The problem → Copy each line of the records that holds the string "JSON".

Stored data →
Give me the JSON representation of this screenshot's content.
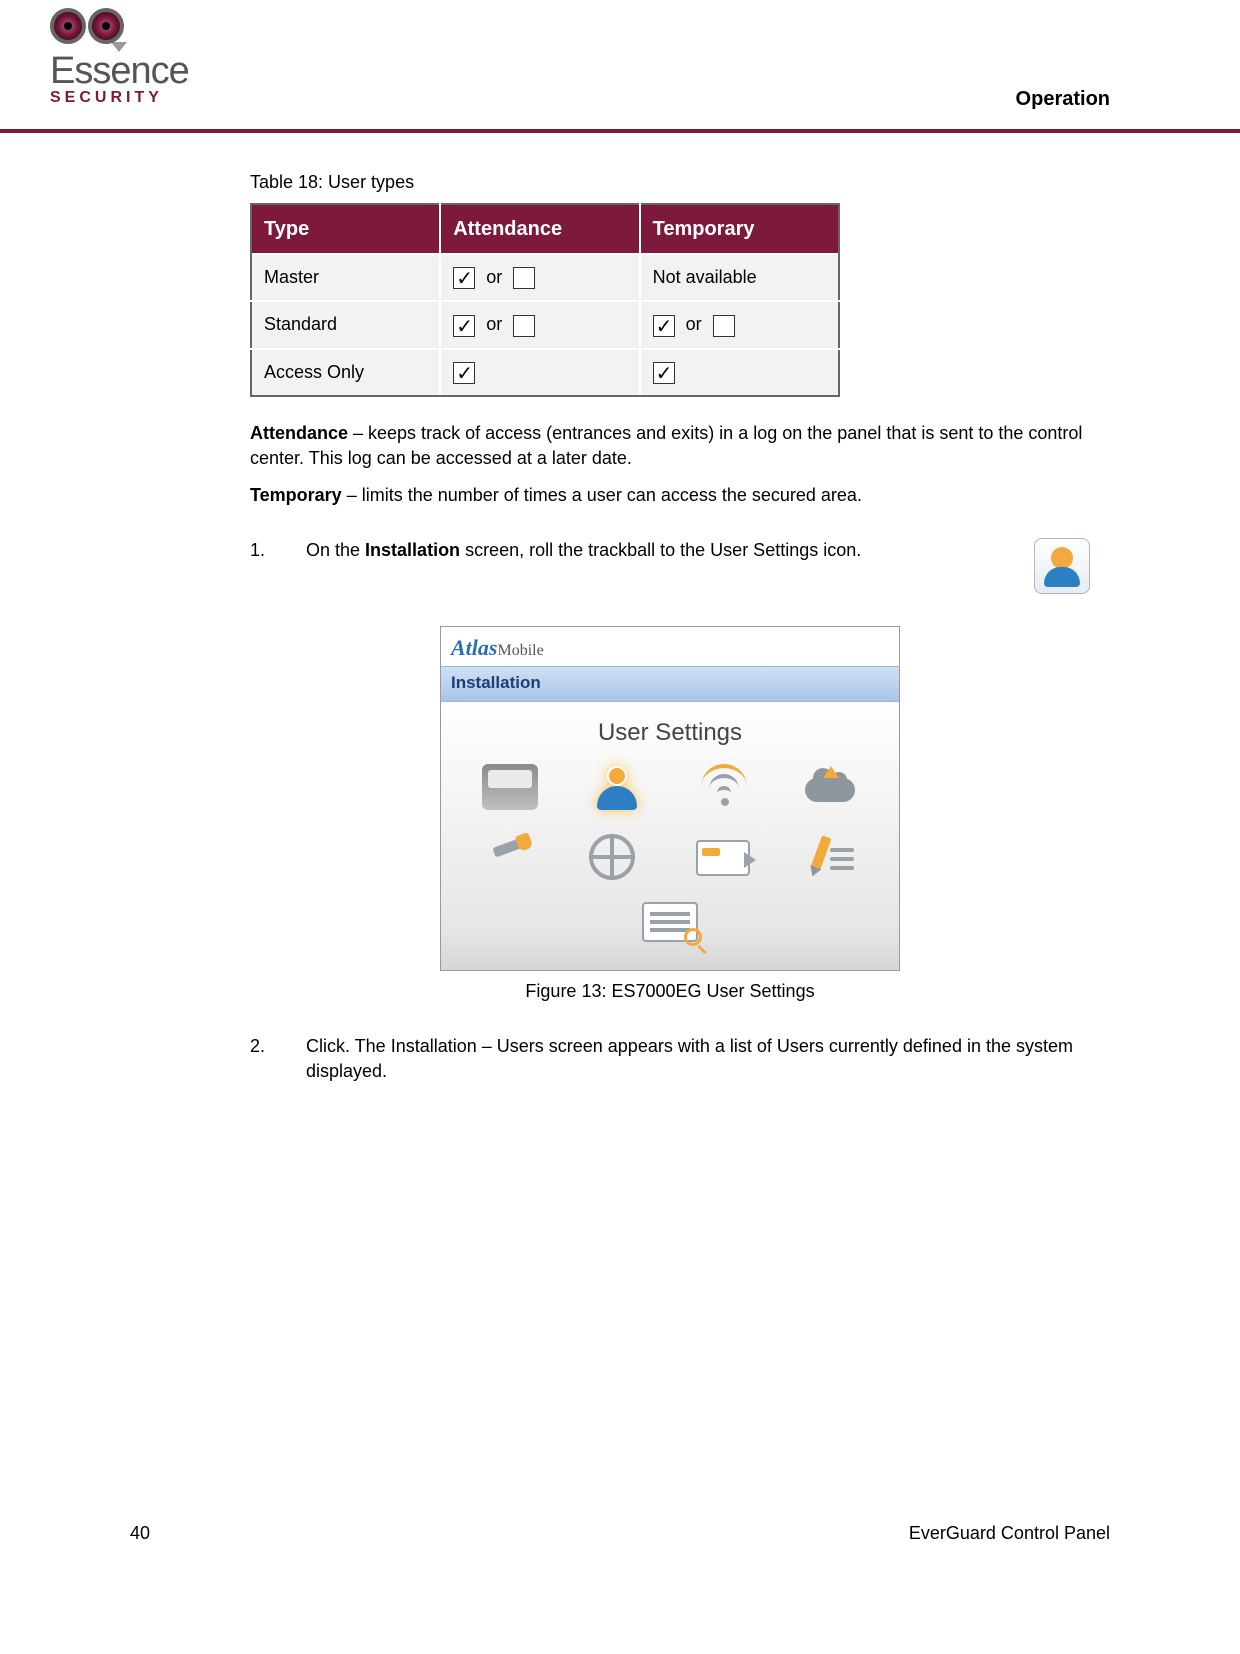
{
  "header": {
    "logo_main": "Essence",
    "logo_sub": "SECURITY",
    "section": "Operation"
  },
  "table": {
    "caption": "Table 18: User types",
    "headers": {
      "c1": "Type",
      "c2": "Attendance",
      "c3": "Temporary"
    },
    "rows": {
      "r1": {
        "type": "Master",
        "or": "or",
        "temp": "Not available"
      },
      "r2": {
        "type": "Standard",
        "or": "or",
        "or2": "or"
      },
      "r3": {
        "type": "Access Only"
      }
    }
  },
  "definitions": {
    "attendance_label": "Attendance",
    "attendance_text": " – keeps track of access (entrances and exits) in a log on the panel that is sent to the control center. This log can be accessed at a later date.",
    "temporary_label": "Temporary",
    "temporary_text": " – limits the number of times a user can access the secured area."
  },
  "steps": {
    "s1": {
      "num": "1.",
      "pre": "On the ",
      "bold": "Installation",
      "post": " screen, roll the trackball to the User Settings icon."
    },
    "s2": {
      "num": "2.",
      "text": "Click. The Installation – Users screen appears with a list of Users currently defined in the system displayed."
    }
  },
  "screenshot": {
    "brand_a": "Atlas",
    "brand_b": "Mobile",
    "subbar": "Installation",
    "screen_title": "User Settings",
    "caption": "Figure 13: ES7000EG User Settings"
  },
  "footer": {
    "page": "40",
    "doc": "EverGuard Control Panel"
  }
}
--
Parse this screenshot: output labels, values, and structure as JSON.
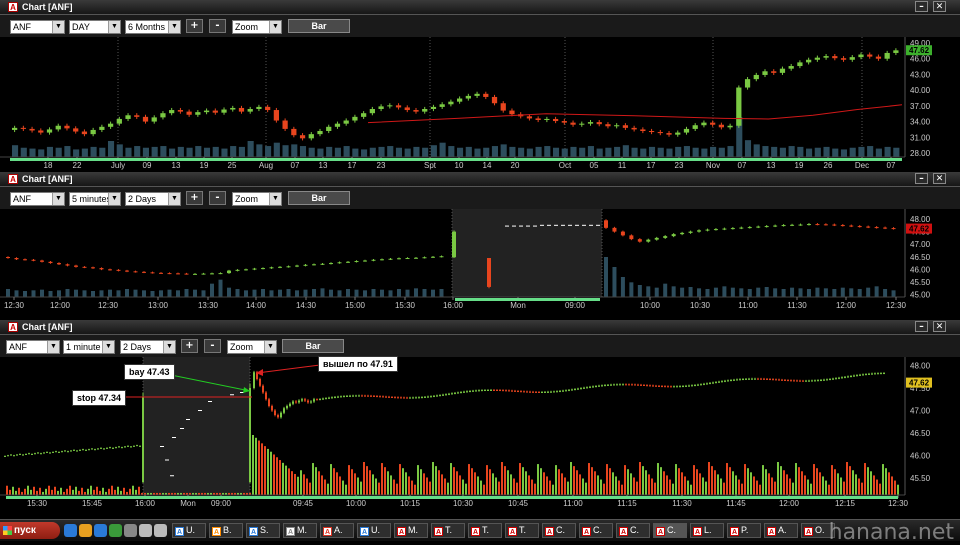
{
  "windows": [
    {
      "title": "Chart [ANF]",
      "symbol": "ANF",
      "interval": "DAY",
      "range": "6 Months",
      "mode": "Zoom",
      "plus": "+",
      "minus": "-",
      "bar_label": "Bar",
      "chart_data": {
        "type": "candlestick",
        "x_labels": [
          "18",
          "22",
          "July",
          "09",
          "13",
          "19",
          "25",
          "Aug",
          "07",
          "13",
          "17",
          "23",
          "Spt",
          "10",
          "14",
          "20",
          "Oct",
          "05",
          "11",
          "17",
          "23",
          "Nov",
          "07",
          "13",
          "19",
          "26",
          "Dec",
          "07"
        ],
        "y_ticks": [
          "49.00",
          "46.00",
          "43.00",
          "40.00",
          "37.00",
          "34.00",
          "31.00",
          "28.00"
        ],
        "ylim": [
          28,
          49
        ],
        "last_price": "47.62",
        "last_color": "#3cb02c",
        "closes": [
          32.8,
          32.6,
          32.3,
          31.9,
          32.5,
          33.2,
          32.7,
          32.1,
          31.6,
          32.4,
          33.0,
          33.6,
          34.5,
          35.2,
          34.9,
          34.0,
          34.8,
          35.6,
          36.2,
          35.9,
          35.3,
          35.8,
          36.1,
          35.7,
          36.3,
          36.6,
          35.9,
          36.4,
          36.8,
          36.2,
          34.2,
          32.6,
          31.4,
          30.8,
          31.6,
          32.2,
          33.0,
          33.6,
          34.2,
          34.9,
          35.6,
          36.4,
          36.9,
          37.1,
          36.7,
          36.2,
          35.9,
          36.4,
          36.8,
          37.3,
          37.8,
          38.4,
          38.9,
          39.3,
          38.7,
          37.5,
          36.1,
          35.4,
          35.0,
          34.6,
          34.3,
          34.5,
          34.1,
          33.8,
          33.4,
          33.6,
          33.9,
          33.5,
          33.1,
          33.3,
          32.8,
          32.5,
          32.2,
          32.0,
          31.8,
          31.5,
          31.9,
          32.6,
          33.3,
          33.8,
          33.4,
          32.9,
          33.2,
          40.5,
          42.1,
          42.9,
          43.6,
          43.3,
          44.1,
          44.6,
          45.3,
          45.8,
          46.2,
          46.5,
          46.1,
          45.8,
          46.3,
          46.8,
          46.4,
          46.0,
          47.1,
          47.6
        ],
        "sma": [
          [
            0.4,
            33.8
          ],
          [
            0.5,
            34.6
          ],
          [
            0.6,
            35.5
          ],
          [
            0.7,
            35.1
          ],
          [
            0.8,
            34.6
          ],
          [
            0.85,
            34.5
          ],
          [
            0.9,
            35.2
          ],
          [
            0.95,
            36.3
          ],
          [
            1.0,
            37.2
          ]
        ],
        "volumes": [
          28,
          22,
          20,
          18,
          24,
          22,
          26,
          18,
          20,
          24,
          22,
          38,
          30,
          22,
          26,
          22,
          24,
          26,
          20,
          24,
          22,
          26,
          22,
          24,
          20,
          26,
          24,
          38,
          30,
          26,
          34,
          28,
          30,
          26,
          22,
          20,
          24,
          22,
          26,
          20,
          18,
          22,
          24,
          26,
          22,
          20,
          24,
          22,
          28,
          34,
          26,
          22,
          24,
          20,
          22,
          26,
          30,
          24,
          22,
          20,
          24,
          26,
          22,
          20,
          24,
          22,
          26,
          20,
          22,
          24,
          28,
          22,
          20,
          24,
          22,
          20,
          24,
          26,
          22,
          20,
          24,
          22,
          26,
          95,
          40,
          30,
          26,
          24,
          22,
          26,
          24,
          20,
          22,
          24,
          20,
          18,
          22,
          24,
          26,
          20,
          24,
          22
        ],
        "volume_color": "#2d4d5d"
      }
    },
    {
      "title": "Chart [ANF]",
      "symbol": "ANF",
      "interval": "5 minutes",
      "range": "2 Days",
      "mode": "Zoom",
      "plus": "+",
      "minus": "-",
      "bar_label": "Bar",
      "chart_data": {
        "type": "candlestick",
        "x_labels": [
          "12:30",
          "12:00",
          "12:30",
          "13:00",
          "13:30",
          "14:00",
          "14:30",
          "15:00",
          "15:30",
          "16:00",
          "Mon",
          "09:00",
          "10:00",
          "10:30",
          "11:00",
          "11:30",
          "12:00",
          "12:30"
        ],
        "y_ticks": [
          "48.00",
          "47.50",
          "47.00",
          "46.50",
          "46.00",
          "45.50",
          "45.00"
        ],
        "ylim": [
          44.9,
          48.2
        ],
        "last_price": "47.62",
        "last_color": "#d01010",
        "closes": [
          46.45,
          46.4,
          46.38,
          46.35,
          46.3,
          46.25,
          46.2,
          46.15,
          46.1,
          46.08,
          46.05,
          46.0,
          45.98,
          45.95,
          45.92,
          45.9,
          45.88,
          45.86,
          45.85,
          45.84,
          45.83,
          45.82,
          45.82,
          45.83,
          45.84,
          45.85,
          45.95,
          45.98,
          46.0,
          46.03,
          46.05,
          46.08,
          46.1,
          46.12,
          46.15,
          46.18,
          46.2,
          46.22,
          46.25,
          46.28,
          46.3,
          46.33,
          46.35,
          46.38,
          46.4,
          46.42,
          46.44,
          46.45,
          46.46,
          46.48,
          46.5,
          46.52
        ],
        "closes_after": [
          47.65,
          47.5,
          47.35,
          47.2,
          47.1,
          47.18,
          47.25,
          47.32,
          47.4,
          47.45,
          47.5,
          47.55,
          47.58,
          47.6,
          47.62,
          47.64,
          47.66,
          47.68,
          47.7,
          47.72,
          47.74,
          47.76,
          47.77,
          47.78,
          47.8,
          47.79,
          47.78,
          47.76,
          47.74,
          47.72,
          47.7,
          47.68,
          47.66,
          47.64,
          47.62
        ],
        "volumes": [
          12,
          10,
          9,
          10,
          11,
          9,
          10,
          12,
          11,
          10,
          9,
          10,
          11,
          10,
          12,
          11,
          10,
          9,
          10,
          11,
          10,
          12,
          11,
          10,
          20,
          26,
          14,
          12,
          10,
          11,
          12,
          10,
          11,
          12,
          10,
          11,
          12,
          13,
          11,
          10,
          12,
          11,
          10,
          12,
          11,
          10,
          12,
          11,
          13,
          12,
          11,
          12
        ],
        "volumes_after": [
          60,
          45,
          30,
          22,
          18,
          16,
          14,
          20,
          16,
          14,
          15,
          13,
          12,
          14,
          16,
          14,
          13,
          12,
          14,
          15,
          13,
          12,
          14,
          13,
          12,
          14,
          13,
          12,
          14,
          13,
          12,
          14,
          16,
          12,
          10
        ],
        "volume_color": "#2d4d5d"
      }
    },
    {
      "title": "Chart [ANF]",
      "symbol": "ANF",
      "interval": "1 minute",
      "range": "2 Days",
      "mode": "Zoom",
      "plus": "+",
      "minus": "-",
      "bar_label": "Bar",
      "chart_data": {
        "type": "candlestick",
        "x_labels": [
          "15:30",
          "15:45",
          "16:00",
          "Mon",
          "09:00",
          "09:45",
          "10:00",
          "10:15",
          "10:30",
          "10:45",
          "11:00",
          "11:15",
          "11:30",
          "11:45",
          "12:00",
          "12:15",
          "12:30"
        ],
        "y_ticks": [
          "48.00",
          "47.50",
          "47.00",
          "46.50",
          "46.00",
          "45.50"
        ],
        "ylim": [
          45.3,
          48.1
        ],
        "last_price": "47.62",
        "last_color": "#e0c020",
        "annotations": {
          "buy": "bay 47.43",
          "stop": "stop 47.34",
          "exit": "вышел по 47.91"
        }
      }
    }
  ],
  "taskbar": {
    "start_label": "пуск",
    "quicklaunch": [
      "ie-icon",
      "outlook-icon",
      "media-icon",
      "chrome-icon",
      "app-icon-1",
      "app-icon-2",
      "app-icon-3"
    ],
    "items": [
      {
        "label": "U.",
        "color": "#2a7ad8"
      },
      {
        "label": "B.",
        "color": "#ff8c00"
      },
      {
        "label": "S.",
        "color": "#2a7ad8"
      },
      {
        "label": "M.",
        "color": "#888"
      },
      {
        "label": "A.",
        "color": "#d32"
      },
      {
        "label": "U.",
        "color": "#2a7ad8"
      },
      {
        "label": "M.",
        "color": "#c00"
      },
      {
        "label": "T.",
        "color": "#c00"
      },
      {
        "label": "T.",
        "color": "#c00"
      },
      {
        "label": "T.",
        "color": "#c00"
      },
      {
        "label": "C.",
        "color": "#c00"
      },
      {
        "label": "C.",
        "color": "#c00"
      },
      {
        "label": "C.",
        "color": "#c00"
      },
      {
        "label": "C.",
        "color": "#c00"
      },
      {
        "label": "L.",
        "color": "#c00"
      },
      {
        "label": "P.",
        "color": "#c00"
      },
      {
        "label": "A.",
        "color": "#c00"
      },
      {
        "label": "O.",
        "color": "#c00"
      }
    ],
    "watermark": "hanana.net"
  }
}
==
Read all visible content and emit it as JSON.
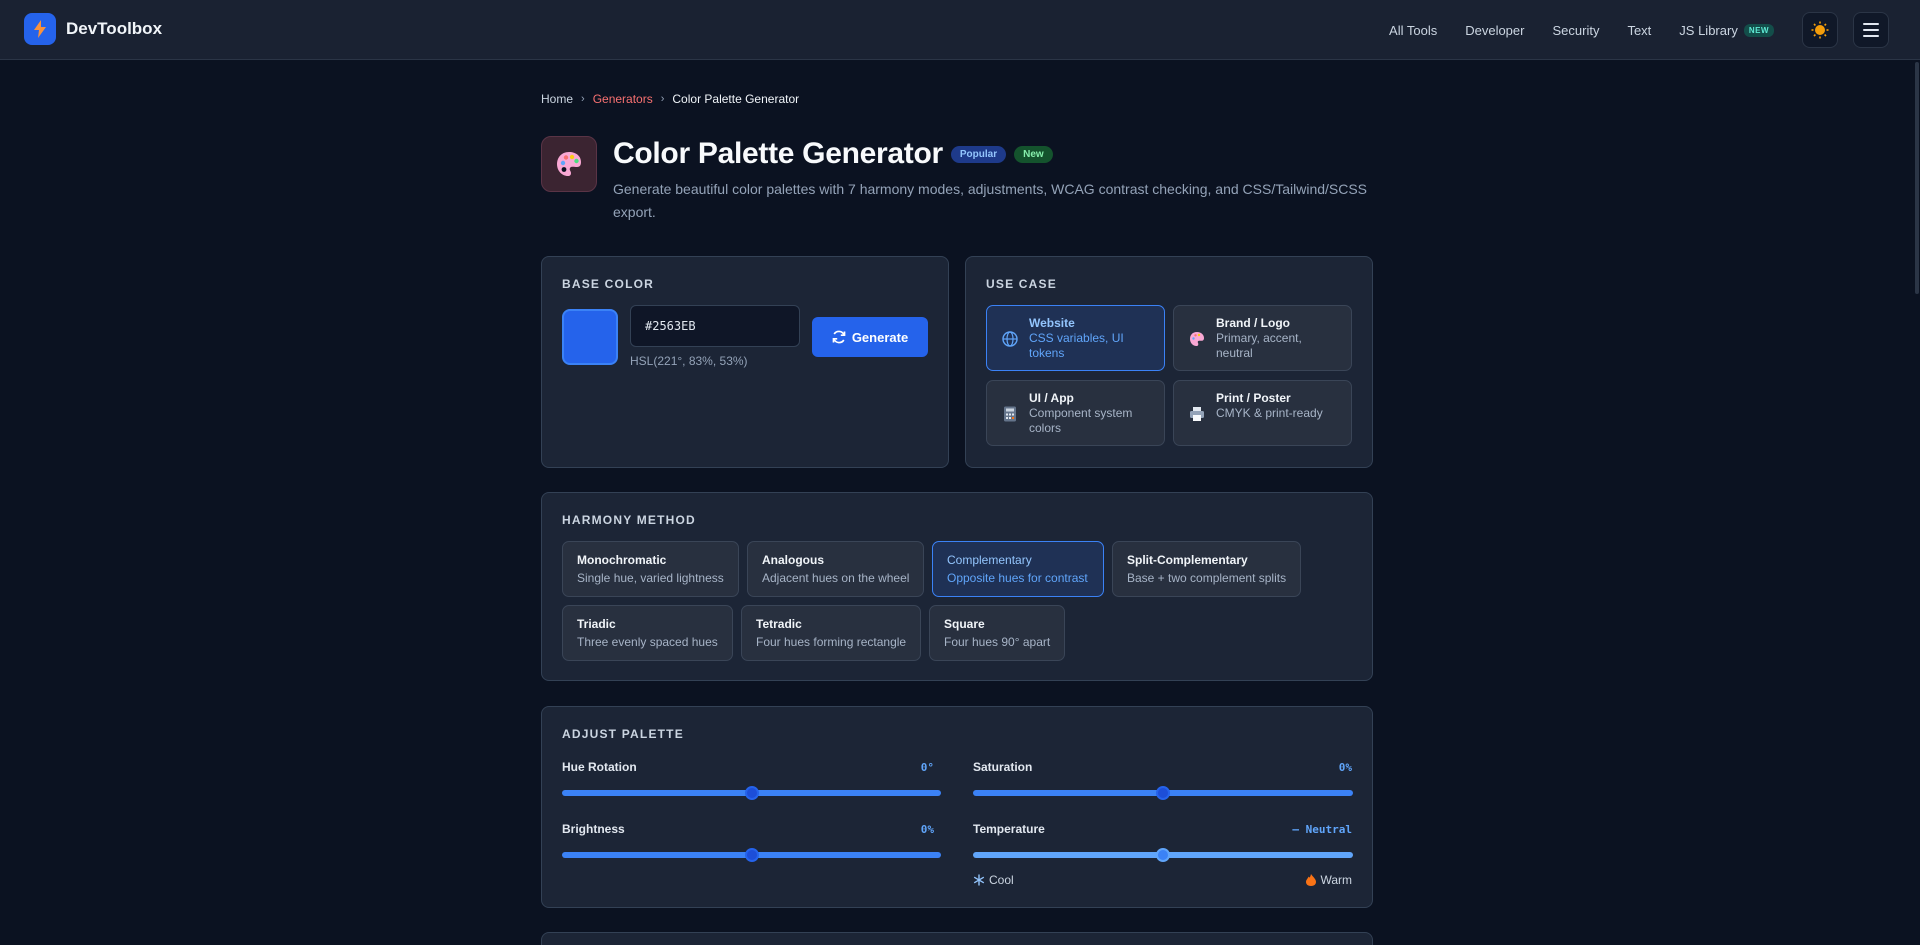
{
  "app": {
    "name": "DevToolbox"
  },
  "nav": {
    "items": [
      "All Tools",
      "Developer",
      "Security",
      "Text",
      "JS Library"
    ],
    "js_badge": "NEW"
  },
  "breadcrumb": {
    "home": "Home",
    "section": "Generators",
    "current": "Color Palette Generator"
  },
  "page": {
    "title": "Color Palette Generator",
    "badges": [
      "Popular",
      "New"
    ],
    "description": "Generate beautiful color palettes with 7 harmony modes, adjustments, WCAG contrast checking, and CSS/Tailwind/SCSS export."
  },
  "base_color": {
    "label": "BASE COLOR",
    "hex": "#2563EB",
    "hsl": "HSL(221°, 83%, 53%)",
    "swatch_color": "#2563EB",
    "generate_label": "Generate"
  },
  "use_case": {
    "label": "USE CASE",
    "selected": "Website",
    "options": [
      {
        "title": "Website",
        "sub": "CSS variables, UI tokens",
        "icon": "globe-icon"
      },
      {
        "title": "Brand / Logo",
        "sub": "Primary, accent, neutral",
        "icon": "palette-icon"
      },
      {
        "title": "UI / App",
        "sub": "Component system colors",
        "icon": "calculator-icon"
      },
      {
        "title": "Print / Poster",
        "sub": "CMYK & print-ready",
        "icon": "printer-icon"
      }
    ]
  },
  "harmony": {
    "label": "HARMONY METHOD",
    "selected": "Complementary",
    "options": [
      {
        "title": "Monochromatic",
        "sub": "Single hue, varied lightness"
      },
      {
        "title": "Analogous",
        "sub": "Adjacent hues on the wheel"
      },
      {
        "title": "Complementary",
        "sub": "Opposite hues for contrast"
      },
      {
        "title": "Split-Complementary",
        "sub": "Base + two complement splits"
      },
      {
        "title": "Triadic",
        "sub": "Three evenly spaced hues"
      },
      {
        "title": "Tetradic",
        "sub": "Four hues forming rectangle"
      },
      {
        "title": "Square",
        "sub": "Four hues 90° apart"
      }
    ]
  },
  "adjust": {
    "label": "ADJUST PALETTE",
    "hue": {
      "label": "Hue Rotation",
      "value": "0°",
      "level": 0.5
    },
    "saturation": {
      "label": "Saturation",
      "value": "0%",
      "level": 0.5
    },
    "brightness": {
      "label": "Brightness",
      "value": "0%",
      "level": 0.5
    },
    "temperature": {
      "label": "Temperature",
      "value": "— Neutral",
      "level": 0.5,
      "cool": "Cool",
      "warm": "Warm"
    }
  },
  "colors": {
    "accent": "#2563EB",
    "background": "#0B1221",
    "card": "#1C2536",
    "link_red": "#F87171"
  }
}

Exercise solution →
Give me the JSON representation of this screenshot's content.
Parse this screenshot: output labels, values, and structure as JSON.
Read all visible content and emit it as JSON.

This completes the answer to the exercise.